Right now, the forests in Colorado are under siege. In part by humans–Colorado is a destination location, so new houses will always require timber. But there is another invasive species that has resulted in many dead and diseased trees that not only do not serve the local ecology (human or otherwise), but they also have added to the number and intensity of wildfires in the state. Not much, if anything, can be done to stop the spread of the Mountain Pine Beetle. Here are two pictures that I took a few years ago which show some of the damaged trees; the top picture shows trees after a wildfire swept through the area, and the second shows several trees killed by the Pine Beetle.

Foothills outside of Boulder, July 2013

Foothills outside of Boulder, July 2013

Rocky Mountain National Park, June 2013

Rocky Mountain National Park, June 2013

What’s the connection between invading forces in medieval literature and the Pine Beetle?

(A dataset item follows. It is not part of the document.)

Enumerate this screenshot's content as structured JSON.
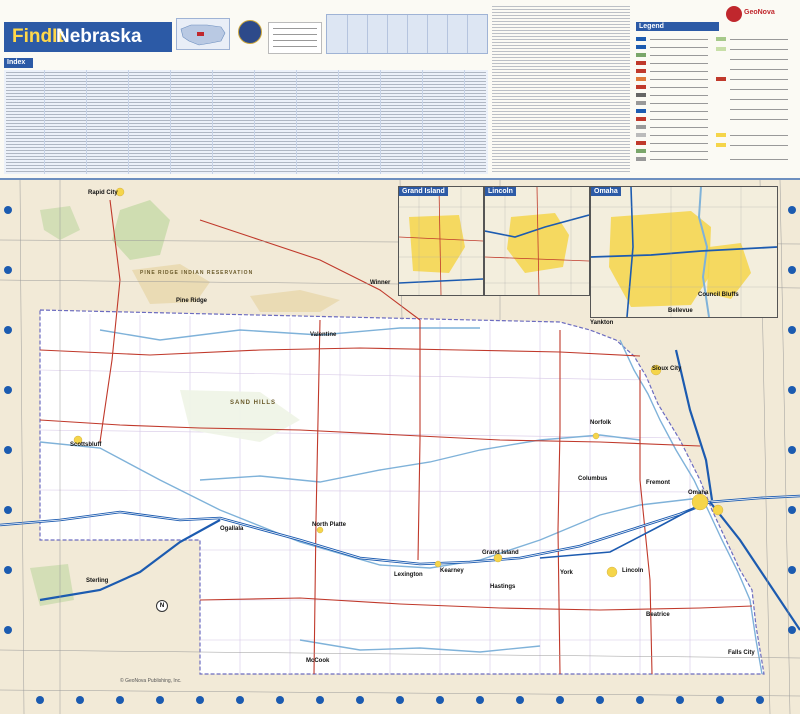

Both seem to be unstoppable. Neither seem cognizant of the harm being done. Both are driven, at least to some extent, by the need for survival. The Pine Beetle does not maliciously kill these trees, after all–as it bores through the bark of pine trees, the side effect is the death of the tree. The “Saracens” were in search–historically and in the literature–of resources–treasure as well as natural resources–to ensure their survival (and their ability to flourish). And of course, one of the conditions that has allowed the Pine Beetle to spread so quickly is global warming–that is, higher temperatures which, through our continued drive to use resources with little thought to how they will be replenished, is also due to human activities. How different are we, then, from the Pine Beetle?